:: What needs to be done ::
In the records below, some lines contain "signal"; state the number of such lines and nothing else.

--- START ---

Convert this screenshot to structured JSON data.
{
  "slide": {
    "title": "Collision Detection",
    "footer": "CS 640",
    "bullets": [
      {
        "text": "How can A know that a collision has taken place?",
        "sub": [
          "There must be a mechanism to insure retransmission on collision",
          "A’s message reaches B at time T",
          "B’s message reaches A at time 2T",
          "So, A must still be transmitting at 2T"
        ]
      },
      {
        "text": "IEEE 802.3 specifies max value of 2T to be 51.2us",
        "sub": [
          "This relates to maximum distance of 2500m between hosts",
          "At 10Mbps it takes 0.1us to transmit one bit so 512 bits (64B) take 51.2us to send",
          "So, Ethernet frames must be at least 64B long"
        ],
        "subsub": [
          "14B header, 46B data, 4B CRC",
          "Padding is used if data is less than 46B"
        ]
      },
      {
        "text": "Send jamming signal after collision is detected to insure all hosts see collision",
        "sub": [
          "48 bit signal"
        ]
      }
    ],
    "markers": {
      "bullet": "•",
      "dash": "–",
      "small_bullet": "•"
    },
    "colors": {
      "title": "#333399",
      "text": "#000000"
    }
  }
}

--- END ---

:: Output below ::
2